Lethal injection is the primary method of execution in the state. The legislation is designed to address delays that could occur in executions due to a shortage of lethal injection drugs. That shortage could be compounded if the state does not prevail in keeping the anonymity of the department’s lethal injection drug supplier.
There are 75 males and 1 female on death row in Tennessee for committing “the worst of the worst” crimes. Legislation was passed in 2000 specifying lethal injection for all inmates sentenced to death except for death row inmates who committed their crime prior to January 1, 1999, unless he or she requests electrocution.
The last execution in Tennessee was in December 2009, when multi-murderer Cecil Johnson was put to death by lethal injection for three counts of first degree murder. Johnson was convicted in 1981 for the triple killing at a convenience market and was given three death sentences by a jury. Seventeen death row inmates have been sentenced with multiple death sentences.
Criminal Gangs – In other action on crime, the Community Safety Act, which aims to curb gang crime, has been approved by the State Senate. Senate Bill 1634 would clarify that a petition for the abatement of gang-related conduct, may be filed against a criminal gang itself to which the members belong. The court would have the authority to restrict gang activity in certain geographic locations like parks and neighborhoods.
The bill would require gang-related conduct to be proven beyond clear and convincing evidence. It includes an opt-out provision that would allow a gang member to be dismissed from an injunction if he or she renounced membership.

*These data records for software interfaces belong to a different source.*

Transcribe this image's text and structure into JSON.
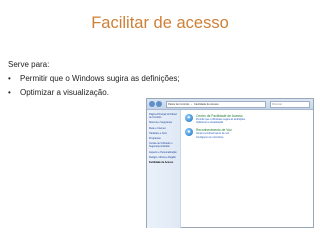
{
  "slide": {
    "title": "Facilitar de acesso",
    "intro": "Serve para:",
    "bullets": [
      "Permitir que o Windows sugira as definições;",
      "Optimizar a visualização."
    ],
    "colors": {
      "title": "#cf7f36",
      "text": "#222222"
    }
  },
  "screenshot": {
    "breadcrumb": [
      "Painel de Controlo",
      "Facilidade de Acesso"
    ],
    "search_placeholder": "Procurar",
    "sidebar": [
      "Página Principal do Painel de Controlo",
      "Sistema e Segurança",
      "Rede e Internet",
      "Hardware e Som",
      "Programas",
      "Contas de Utilizador e Segurança Familiar",
      "Aspecto e Personalização",
      "Relógio, Idioma e Região",
      "Facilidade de Acesso"
    ],
    "active_sidebar_index": 8,
    "sections": [
      {
        "icon": "ease-of-access-icon",
        "title": "Centro de Facilidade de Acesso",
        "links": [
          "Permitir que o Windows sugira as definições",
          "Optimizar a visualização"
        ]
      },
      {
        "icon": "speech-recognition-icon",
        "title": "Reconhecimento de Voz",
        "links": [
          "Iniciar reconhecimento de voz",
          "Configurar um microfone"
        ]
      }
    ]
  }
}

The proposal would also make it a Class C misdemeanor for a gang member to knowingly violate any temporary or permanent injunction.